TIF is less invasive than laparoscopy. It’s an endoscopic technique done through the mouth as an outpatient procedure. TIF is also associated with “very minimal postoperative recovery,” Dr. Rodriguez says. “The recovery part of it is very attractive for patients. A lot of the physical limitations that follow a laparoscopic operation are not going to be there for TIF.”
“The data coming out from the larger series shows the procedure is very effective, showing very similar results to surgery and medical treatment,” Dr. Rodriguez says. “It looks promising.”
Gastrointestinal reflux disease (GERD) is a chronic form of reflux where stomach contents continue come up into the esophagus and cause distressing symptoms. GERD is also relatively common, affecting an estimated 20 percent of the U.S. population, the National Institute of Diabetes and Digestive and Kidney Diseases reports.
The proportion of people with GERD who may be candidates for the new procedure is also relatively large. “As long as your body mass index is below 35, and you don’t have a hiatal hernia larger than 2 cm, you’re generally a candidate for TIF,” Dr. Rodriguez says.
Nonetheless, there are exceptions. TIF is considered on an individualized basis for patients at Cleveland Clinic, with both Dr. Rodriguez and Madhusudhan Sanaka, MD, trained and accredited to perform the procedure. “This is not for everybody, especially in an era where we’re struggling with an obesity epidemic. We see a lot of patients referred to us for reflux and they ended up getting worked up for bariatric surgery.”
“The important thing for referring physicians to know is when they send their patients to us, the patient is going to get the very best therapy tailored to what their needs and expectations are,” Dr. Rodriguez adds.
Even though this new endoscopic technique for GERD has been available for a couple of years, “we’ve been waiting for studies to come out that show the therapy is effective,” Dr. Rodriguez says.

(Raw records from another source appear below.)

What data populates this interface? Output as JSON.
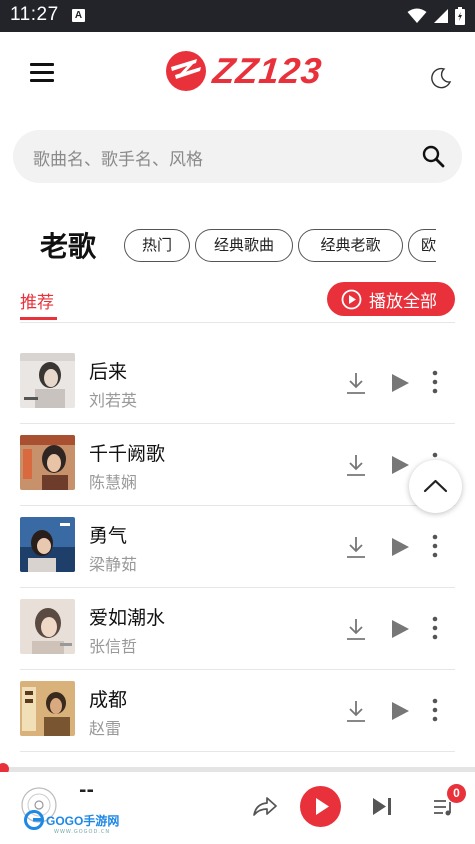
{
  "status_bar": {
    "time": "11:27",
    "notif_glyph": "A"
  },
  "header": {
    "logo_text": "ZZ123"
  },
  "search": {
    "placeholder": "歌曲名、歌手名、风格"
  },
  "category": {
    "title": "老歌",
    "tags": [
      "热门",
      "经典歌曲",
      "经典老歌",
      "欧"
    ]
  },
  "tabs": {
    "active": "推荐"
  },
  "play_all_label": "播放全部",
  "songs": [
    {
      "title": "后来",
      "artist": "刘若英"
    },
    {
      "title": "千千阙歌",
      "artist": "陈慧娴"
    },
    {
      "title": "勇气",
      "artist": "梁静茹"
    },
    {
      "title": "爱如潮水",
      "artist": "张信哲"
    },
    {
      "title": "成都",
      "artist": "赵雷"
    }
  ],
  "player": {
    "now_playing": "--",
    "queue_count": "0",
    "progress": 0,
    "watermark": "GOGO手游网",
    "watermark_sub": "WWW.GOGOD.CN"
  },
  "colors": {
    "accent": "#e8313a",
    "status_bar": "#22242a"
  }
}
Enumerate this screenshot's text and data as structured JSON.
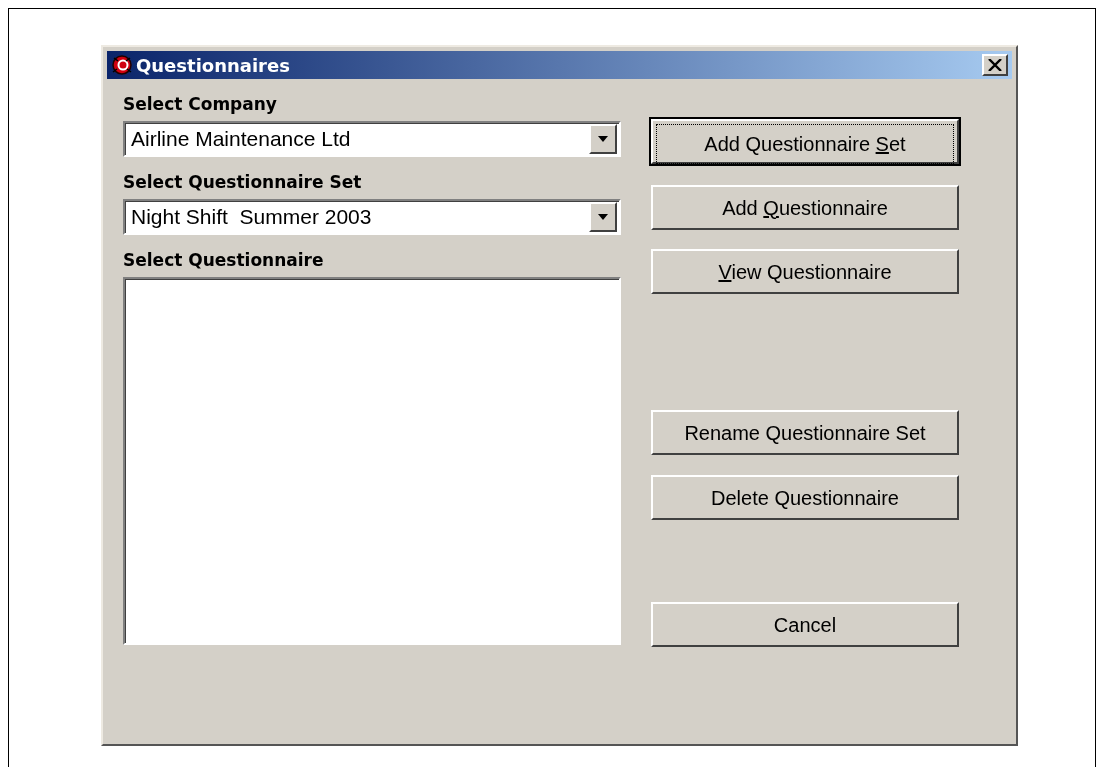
{
  "window": {
    "title": "Questionnaires"
  },
  "fields": [
    {
      "label": "Select Company",
      "kind": "combo",
      "value": "Airline Maintenance Ltd"
    },
    {
      "label": "Select Questionnaire Set",
      "kind": "combo",
      "value": "Night Shift  Summer 2003"
    },
    {
      "label": "Select Questionnaire",
      "kind": "list"
    }
  ],
  "buttons": [
    {
      "label_parts": [
        {
          "text": "Add Questionnaire ",
          "underlined": false
        },
        {
          "text": "S",
          "underlined": true
        },
        {
          "text": "et",
          "underlined": false
        }
      ],
      "default": true
    },
    {
      "label_parts": [
        {
          "text": "Add ",
          "underlined": false
        },
        {
          "text": "Q",
          "underlined": true
        },
        {
          "text": "uestionnaire",
          "underlined": false
        }
      ],
      "default": false
    },
    {
      "label_parts": [
        {
          "text": "V",
          "underlined": true
        },
        {
          "text": "iew Questionnaire",
          "underlined": false
        }
      ],
      "default": false
    },
    {
      "label": "Rename Questionnaire Set",
      "default": false
    },
    {
      "label": "Delete Questionnaire",
      "default": false
    },
    {
      "label": "Cancel",
      "default": false
    }
  ]
}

“That’s a key point when you look at medical innovation,” he says. “There can be a very fine line between trying new therapies that look innovative and are very attractive … because they are less invasive and they offer faster recovery, but you also have to be careful. You don’t want to compromise the quality of care you’re offering patients.”
“When we start doing new things ― and this is a good example of it ― you have to make sure you’re offering equivalent results compared to the standard of care,” Dr. Rodriguez says.
“The advantage for us in treating patients with GERD as a disease at Cleveland Clinic is that we offer the whole gamut of options. We have GI experts and surgeons that specialize in medical management, surgical management, and now we’re incorporating some of these newer techniques.”